The most high profile announcement was the confirmation that the Coronavirus Job Retention Scheme (i.e. the ‘furlough’ scheme) will cease at the end of October. Instead, and in a bid to encourage employers to retain employees, a Job Retention Bonus will be paid to employers, being a payment of £1,000 for every furloughed employee who remains continuously employed to the end of January 2021. It remains to be confirmed whether this bonus will be paid in respect of employees who had been ‘furloughed’ at any time since the beginning of the scheme in March, or will be restricted to employees who are only brought back to work after a certain date. Further detail about how the scheme will operate will be published by the end of July. Additional announcements included a wide range of new policies to fund various training, apprenticeship and job support schemes over the coming months.
To boost the hospitality and tourist industries, one of the more eye-catching announcements was the ‘Eat Out to Help Out’ scheme, which will apply for the month of August across the UK. Under the scheme, participating restaurants, cafes, pubs and other food service establishments can offer a 50% discount to every diner, of up to £10 per head, on any eat-in meal, with such discount being reimbursed by the government.
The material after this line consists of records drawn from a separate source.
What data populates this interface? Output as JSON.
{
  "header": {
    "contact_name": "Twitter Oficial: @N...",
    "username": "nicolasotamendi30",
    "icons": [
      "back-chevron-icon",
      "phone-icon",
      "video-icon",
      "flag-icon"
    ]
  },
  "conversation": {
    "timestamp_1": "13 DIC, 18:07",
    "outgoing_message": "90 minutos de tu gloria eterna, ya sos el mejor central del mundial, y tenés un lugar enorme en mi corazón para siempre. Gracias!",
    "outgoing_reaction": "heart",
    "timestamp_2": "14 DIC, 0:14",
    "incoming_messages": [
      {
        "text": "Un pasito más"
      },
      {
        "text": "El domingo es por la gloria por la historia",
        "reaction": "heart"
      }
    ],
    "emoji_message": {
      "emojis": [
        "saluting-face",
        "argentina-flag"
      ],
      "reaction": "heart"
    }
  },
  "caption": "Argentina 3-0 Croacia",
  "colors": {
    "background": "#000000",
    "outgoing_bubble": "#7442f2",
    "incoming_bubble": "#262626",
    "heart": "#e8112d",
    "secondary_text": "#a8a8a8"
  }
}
The scheme only applies from a Monday to Wednesday each week.
From a tax perspective, the only changes were in the areas of VAT and Stamp Duty Land Tax (“SDLT”).
VAT has been reduced from 20% to 5% for the period from 15 July 2020 to 12 January 2021 in respect of the following:
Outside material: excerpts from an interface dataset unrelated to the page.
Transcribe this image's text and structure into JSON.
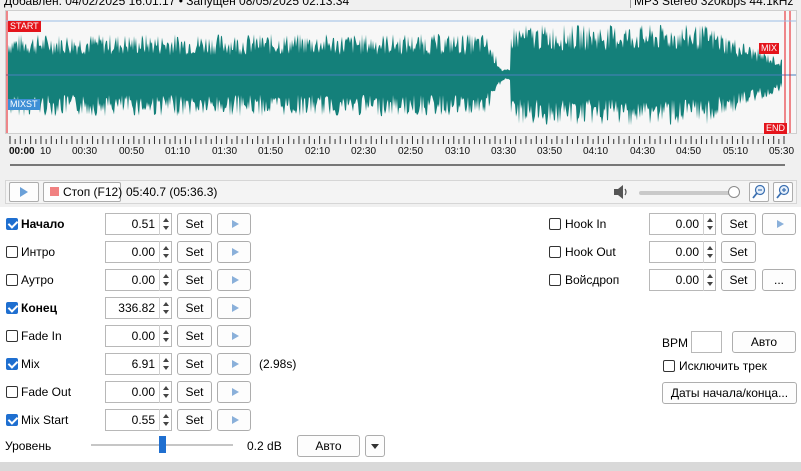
{
  "info": {
    "added_text": "Добавлен: 04/02/2025 16:01:17 • Запущен 08/05/2025 02:13:34",
    "format_text": "MP3 Stereo 320kbps 44.1kHz"
  },
  "waveform": {
    "color": "#14807a",
    "markers": {
      "start": "START",
      "mixst": "MIXST",
      "mix": "MIX",
      "end": "END"
    }
  },
  "ruler": {
    "labels": [
      "00:00",
      "10",
      "00:30",
      "00:50",
      "01:10",
      "01:30",
      "01:50",
      "02:10",
      "02:30",
      "02:50",
      "03:10",
      "03:30",
      "03:50",
      "04:10",
      "04:30",
      "04:50",
      "05:10",
      "05:30"
    ]
  },
  "transport": {
    "stop_label": "Стоп (F12)",
    "time_text": "05:40.7  (05:36.3)",
    "volume_level": 0.95
  },
  "rows_left": [
    {
      "label": "Начало",
      "bold": true,
      "checked": true,
      "value": "0.51",
      "set": "Set",
      "play": true,
      "note": ""
    },
    {
      "label": "Интро",
      "bold": false,
      "checked": false,
      "value": "0.00",
      "set": "Set",
      "play": true,
      "note": ""
    },
    {
      "label": "Аутро",
      "bold": false,
      "checked": false,
      "value": "0.00",
      "set": "Set",
      "play": true,
      "note": ""
    },
    {
      "label": "Конец",
      "bold": true,
      "checked": true,
      "value": "336.82",
      "set": "Set",
      "play": true,
      "note": ""
    },
    {
      "label": "Fade In",
      "bold": false,
      "checked": false,
      "value": "0.00",
      "set": "Set",
      "play": true,
      "note": ""
    },
    {
      "label": "Mix",
      "bold": false,
      "checked": true,
      "value": "6.91",
      "set": "Set",
      "play": true,
      "note": "(2.98s)"
    },
    {
      "label": "Fade Out",
      "bold": false,
      "checked": false,
      "value": "0.00",
      "set": "Set",
      "play": true,
      "note": ""
    },
    {
      "label": "Mix Start",
      "bold": false,
      "checked": true,
      "value": "0.55",
      "set": "Set",
      "play": true,
      "note": ""
    }
  ],
  "rows_right": [
    {
      "label": "Hook In",
      "checked": false,
      "value": "0.00",
      "set": "Set",
      "extra": "play"
    },
    {
      "label": "Hook Out",
      "checked": false,
      "value": "0.00",
      "set": "Set",
      "extra": ""
    },
    {
      "label": "Войсдроп",
      "checked": false,
      "value": "0.00",
      "set": "Set",
      "extra": "..."
    }
  ],
  "bpm": {
    "label": "BPM",
    "value": "",
    "auto_label": "Авто"
  },
  "exclude_label": "Исключить трек",
  "dates_label": "Даты начала/конца...",
  "level": {
    "label": "Уровень",
    "value_text": "0.2 dB",
    "auto_label": "Авто",
    "level_fraction": 0.5
  }
}
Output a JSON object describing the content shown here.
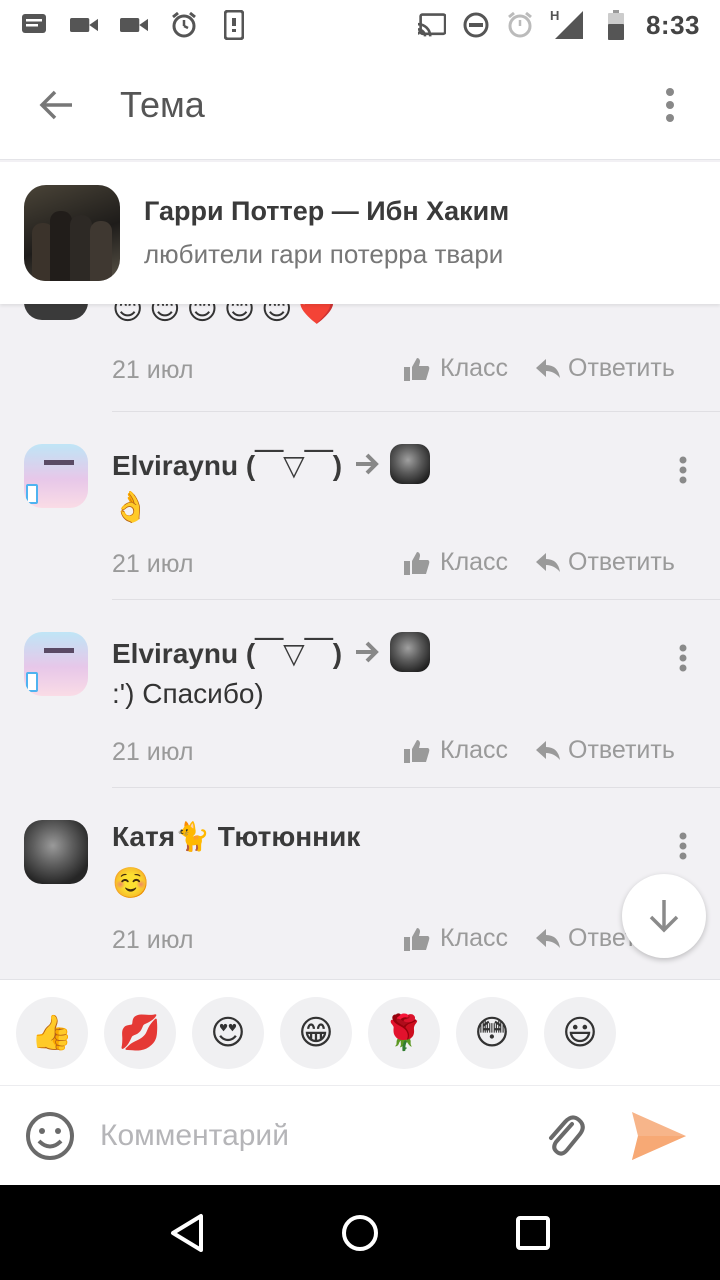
{
  "status_bar": {
    "time": "8:33",
    "network_label": "H",
    "left_icons": [
      "message-icon",
      "video-camera-icon",
      "video-camera-icon",
      "alarm-icon",
      "phone-icon"
    ],
    "right_icons": [
      "cast-icon",
      "do-not-disturb-icon",
      "alarm-icon",
      "signal-icon",
      "battery-icon"
    ]
  },
  "app_bar": {
    "title": "Тема"
  },
  "topic": {
    "title": "Гарри Поттер — Ибн Хаким",
    "subtitle": "любители гари потерра твари"
  },
  "first_comment_tail": {
    "emojis": [
      "😊",
      "😊",
      "😊",
      "😊",
      "😊",
      "❤️"
    ],
    "date": "21 июл",
    "like_label": "Класс",
    "reply_label": "Ответить"
  },
  "comments": [
    {
      "author": "Elviraynu (￣▽￣)",
      "text": "👌",
      "date": "21 июл",
      "like_label": "Класс",
      "reply_label": "Ответить"
    },
    {
      "author": "Elviraynu (￣▽￣)",
      "text": ":') Спасибо)",
      "date": "21 июл",
      "like_label": "Класс",
      "reply_label": "Ответить"
    },
    {
      "author": "Катя🐈 Тютюнник",
      "text": "☺️",
      "date": "21 июл",
      "like_label": "Класс",
      "reply_label": "Ответить"
    }
  ],
  "stickers": [
    "👍",
    "💋",
    "😍",
    "😁",
    "🌹",
    "😳",
    "😃"
  ],
  "composer": {
    "placeholder": "Комментарий"
  },
  "colors": {
    "accent_orange": "#f7a975",
    "muted_gray": "#9a9a9a",
    "background": "#f2f1f4"
  }
}
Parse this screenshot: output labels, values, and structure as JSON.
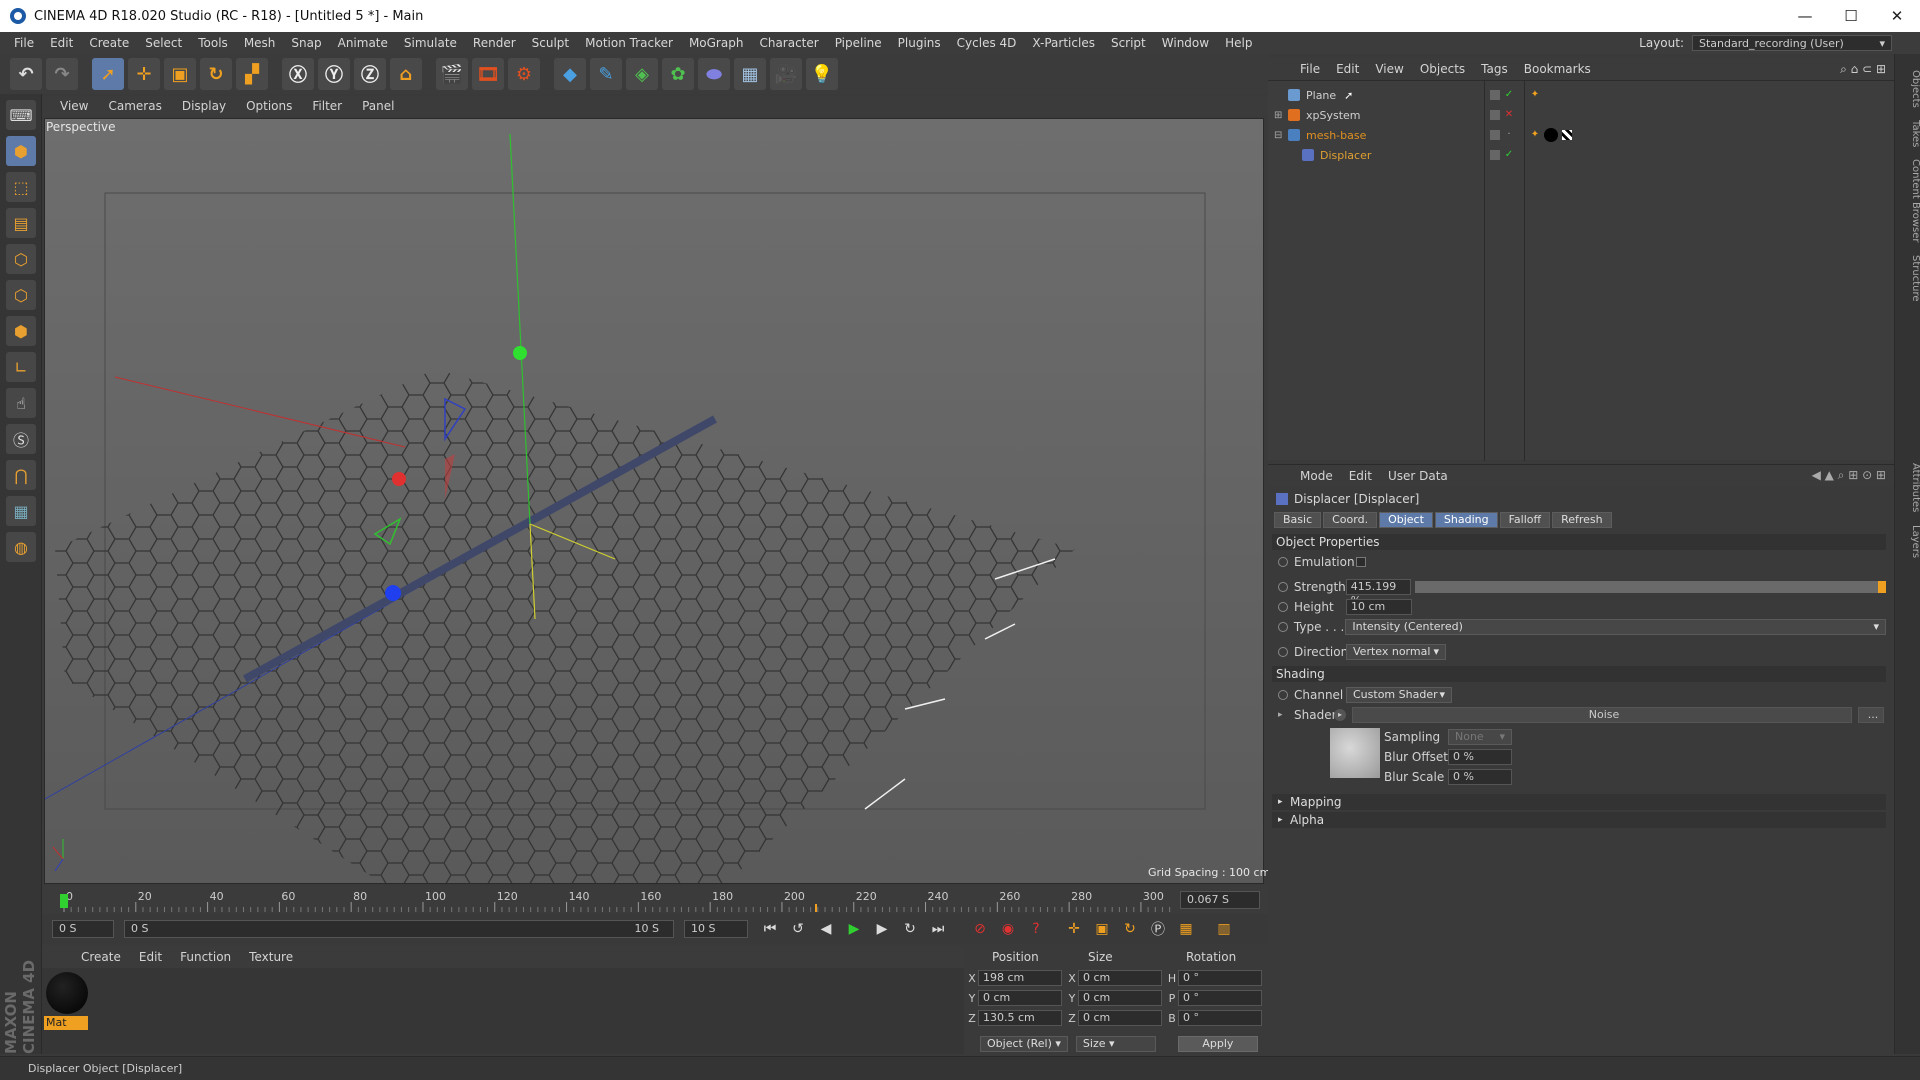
{
  "window": {
    "title": "CINEMA 4D R18.020 Studio (RC - R18) - [Untitled 5 *] - Main",
    "min": "—",
    "max": "☐",
    "close": "✕"
  },
  "menu": [
    "File",
    "Edit",
    "Create",
    "Select",
    "Tools",
    "Mesh",
    "Snap",
    "Animate",
    "Simulate",
    "Render",
    "Sculpt",
    "Motion Tracker",
    "MoGraph",
    "Character",
    "Pipeline",
    "Plugins",
    "Cycles 4D",
    "X-Particles",
    "Script",
    "Window",
    "Help"
  ],
  "layout": {
    "label": "Layout:",
    "value": "Standard_recording (User)"
  },
  "viewport": {
    "menu": [
      "View",
      "Cameras",
      "Display",
      "Options",
      "Filter",
      "Panel"
    ],
    "label": "Perspective",
    "grid_spacing": "Grid Spacing : 100 cm"
  },
  "timeline": {
    "ticks": [
      "0",
      "20",
      "40",
      "60",
      "80",
      "100",
      "120",
      "140",
      "160",
      "180",
      "200",
      "220",
      "240",
      "260",
      "280",
      "300"
    ],
    "current_frame": "0.067 S"
  },
  "transport": {
    "start": "0 S",
    "range_start": "0 S",
    "range_end": "10 S",
    "end": "10 S"
  },
  "material": {
    "menu": [
      "Create",
      "Edit",
      "Function",
      "Texture"
    ],
    "name": "Mat"
  },
  "coordinates": {
    "headers": [
      "Position",
      "Size",
      "Rotation"
    ],
    "rows": [
      {
        "pos_label": "X",
        "pos": "198 cm",
        "size_label": "X",
        "size": "0 cm",
        "rot_label": "H",
        "rot": "0 °"
      },
      {
        "pos_label": "Y",
        "pos": "0 cm",
        "size_label": "Y",
        "size": "0 cm",
        "rot_label": "P",
        "rot": "0 °"
      },
      {
        "pos_label": "Z",
        "pos": "130.5 cm",
        "size_label": "Z",
        "size": "0 cm",
        "rot_label": "B",
        "rot": "0 °"
      }
    ],
    "mode": "Object (Rel)",
    "size_mode": "Size",
    "apply": "Apply"
  },
  "status": "Displacer Object [Displacer]",
  "objects": {
    "menu": [
      "File",
      "Edit",
      "View",
      "Objects",
      "Tags",
      "Bookmarks"
    ],
    "items": [
      {
        "name": "Plane",
        "color": "#d0d0d0"
      },
      {
        "name": "xpSystem",
        "color": "#d0d0d0"
      },
      {
        "name": "mesh-base",
        "color": "#e09020"
      },
      {
        "name": "Displacer",
        "color": "#e0a030"
      }
    ]
  },
  "attributes": {
    "menu": [
      "Mode",
      "Edit",
      "User Data"
    ],
    "title": "Displacer [Displacer]",
    "tabs": [
      "Basic",
      "Coord.",
      "Object",
      "Shading",
      "Falloff",
      "Refresh"
    ],
    "active_tabs": [
      "Object",
      "Shading"
    ],
    "object_properties": "Object Properties",
    "emulation": "Emulation",
    "strength_label": "Strength",
    "strength_value": "415.199 %",
    "strength_fraction": 1.0,
    "height_label": "Height",
    "height_value": "10 cm",
    "type_label": "Type . . .",
    "type_value": "Intensity (Centered)",
    "direction_label": "Direction",
    "direction_value": "Vertex normal",
    "shading_section": "Shading",
    "channel_label": "Channel",
    "channel_value": "Custom Shader",
    "shader_label": "Shader",
    "shader_value": "Noise",
    "shader_more": "...",
    "sampling_label": "Sampling",
    "sampling_value": "None",
    "blur_offset_label": "Blur Offset",
    "blur_offset_value": "0 %",
    "blur_scale_label": "Blur Scale",
    "blur_scale_value": "0 %",
    "mapping": "Mapping",
    "alpha": "Alpha"
  },
  "right_tabs": [
    "Objects",
    "Takes",
    "Content Browser",
    "Structure",
    "Attributes",
    "Layers"
  ]
}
- supplies of food and non-alcoholic drinks from restaurants, pubs, bars, cafes and similar premises across the UK (in order to support businesses and jobs in the hospitality sector), and
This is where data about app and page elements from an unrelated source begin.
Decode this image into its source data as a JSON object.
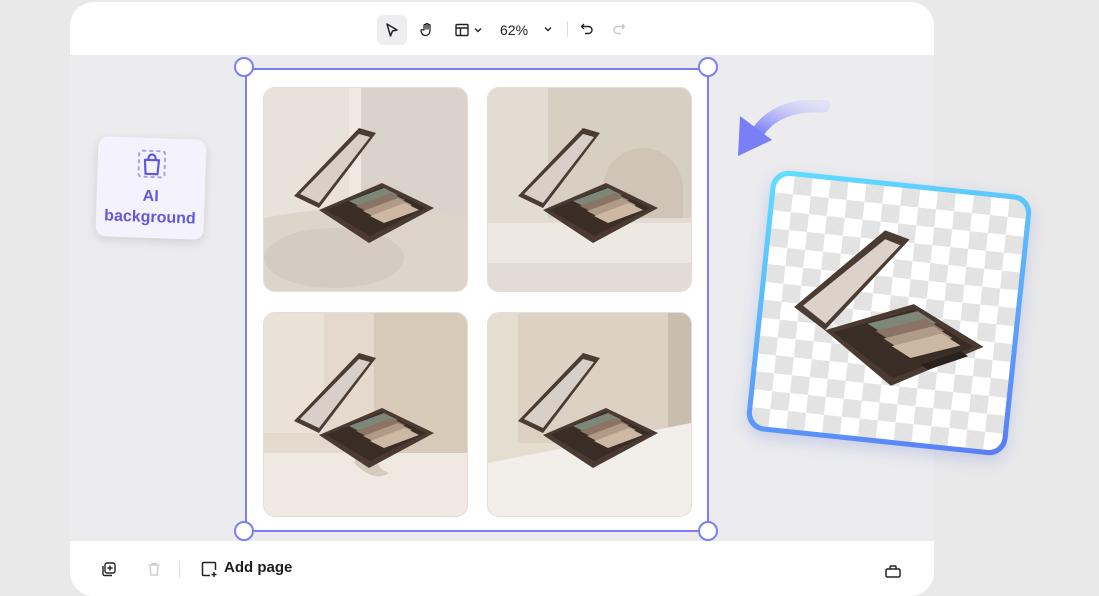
{
  "toolbar": {
    "zoom_level": "62%",
    "tools": [
      "select-tool",
      "hand-tool",
      "layout-tool",
      "undo",
      "redo"
    ]
  },
  "bottom_bar": {
    "add_page_label": "Add page"
  },
  "ai_card": {
    "label_line1": "AI",
    "label_line2": "background"
  },
  "colors": {
    "selection": "#7b7ff5",
    "accent_purple": "#6458d8",
    "arrow": "#7b7ff5",
    "card_gradient_start": "#5fe0ff",
    "card_gradient_end": "#5a7cf5"
  },
  "images": {
    "grid": [
      "eyeshadow-palette-render-1",
      "eyeshadow-palette-render-2",
      "eyeshadow-palette-render-3",
      "eyeshadow-palette-render-4"
    ],
    "cutout": "eyeshadow-palette-transparent-cutout"
  }
}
- supplies of accommodation and admission to attractions across the UK (in order to support the tourist industry).
Regarding SDLT, it was announced that the Nil Rate Band of Residential SDLT in England and Northern Ireland would increase from £125,000 to £500,000 for the period from 8 July 2020 to 31 March 2021. This temporary reduction is designed to support the housing market, and it is estimated that this will mean that nearly nine out of ten people getting on or moving up the property ladder will pay no SDLT at all. It is to be confirmed whether this applies to all residential property transactions, or only those for a person’s ‘main’ residence.
The Chancellor stated that he would “never accept unemployment as an inevitable outcome” of the pandemic. It is to be fervently hoped that all of the measures announced yesterday will yield a positive impact for employers and employees as the economy begins to recover from the effects of the pandemic.